[La Spezia harbour from the city centre pier (Foto Rb), 2019]

Two images, above, from the author's native town. Development of the container port has created high heaps of containers which now hide the hills and will soon climb above the height of blocks of flats by the sea in a supposedly touristic- and environmentally- minded town called La Spezia, main settlement in the Cinqueterre area.

Container economy is an essentially globalized business which employs few people and brings high profit to few investors and owners of the infrastructures. While it facilitates international trade, it can have a strong impact on the environment of the places where it is operational. Yet, in other places the container-port was removed from the main tourist attractions and the centre of town. At least this is the impression the present writer had when visiting places such as Singapore, for instance.

One wonders what can be done to rebalance situations like La Spezia where, in addition to the chaotic expansion of the container business, huge liners arrive frequently and their engines remain on when the ships are not moving and therefore pollute the surrounding area with the chimneys fumes. The liner and container port is a fifteen minute walk from the centre of town.

How can a place in Liguria which boasts so much natural beauty such as Cinqueterre, Lerici, Portovenere, the hills, and the Apuane mountains (these in the vicinity even though in the different region of Tuscany), remain indifferent to the visual and air pollution which might soon work to the detriment of the tourist industry as well?
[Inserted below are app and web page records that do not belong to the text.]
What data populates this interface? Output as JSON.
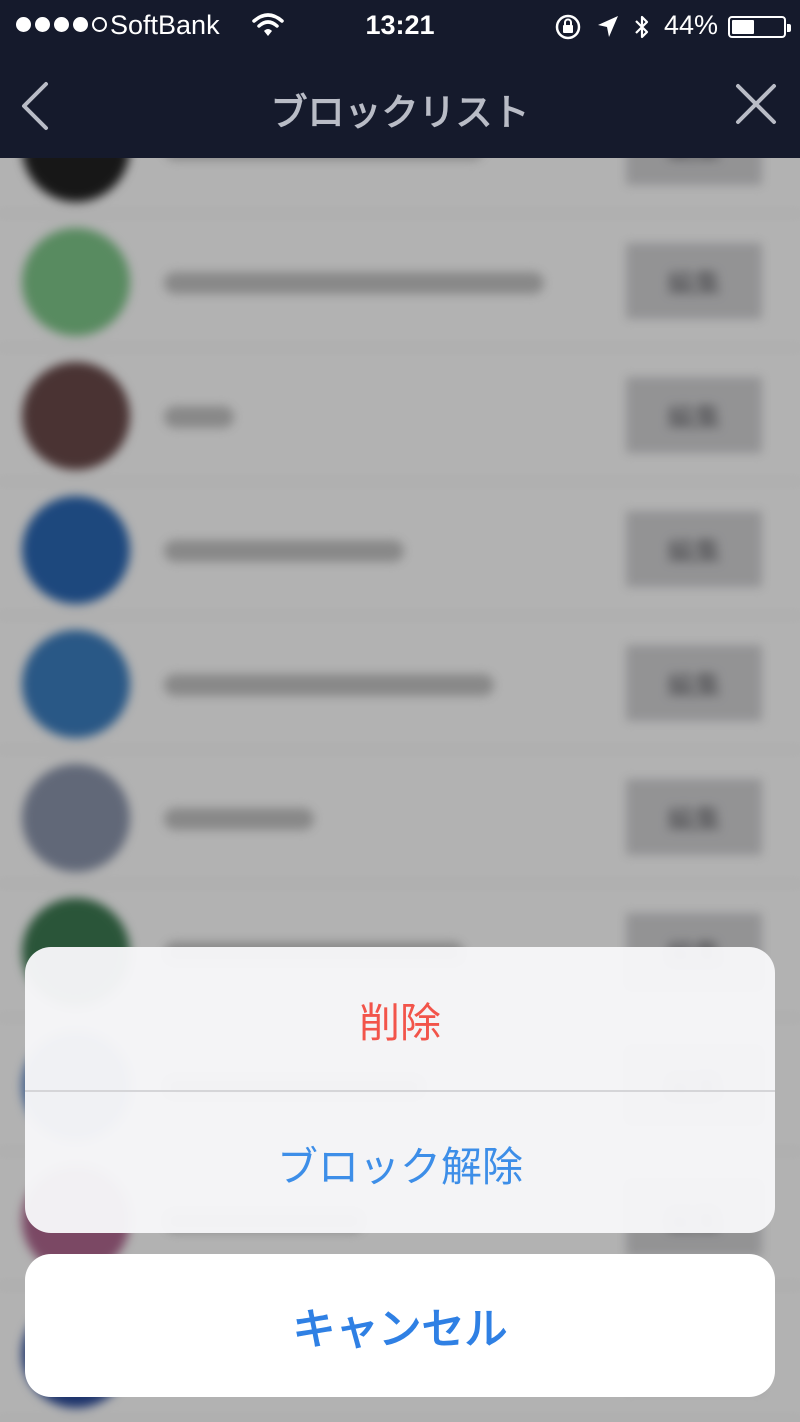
{
  "status_bar": {
    "carrier": "SoftBank",
    "time": "13:21",
    "battery_percent": "44%",
    "battery_level": 0.44,
    "signal_bars_filled": 4,
    "signal_bars_total": 5,
    "icons": [
      "wifi-icon",
      "orientation-lock-icon",
      "location-arrow-icon",
      "bluetooth-icon",
      "battery-icon"
    ]
  },
  "nav": {
    "title": "ブロックリスト",
    "back_icon": "chevron-left-icon",
    "close_icon": "close-icon"
  },
  "list": {
    "edit_label": "編集",
    "avatar_colors": [
      "#222222",
      "#7fc78a",
      "#6a4a4a",
      "#2a67b4",
      "#3c7ec0",
      "#8c96ad",
      "#3d7a52",
      "#5b86c8",
      "#b06890",
      "#2a4a9a"
    ]
  },
  "action_sheet": {
    "delete_label": "削除",
    "unblock_label": "ブロック解除",
    "cancel_label": "キャンセル"
  },
  "colors": {
    "nav_background": "#151a2c",
    "delete_red": "#f2544a",
    "action_blue": "#3d8ee8"
  }
}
This post is called Glocal because the problem is precisely how to combine and balance international trade and local needs.

What is the solution? De-growth? Re-thinking of how to promote the economy locally in relation to global economic interests? The author is at a loss for solutions but he is intellectually surprised and sad to see what is happening.

[Roberto Bertoni]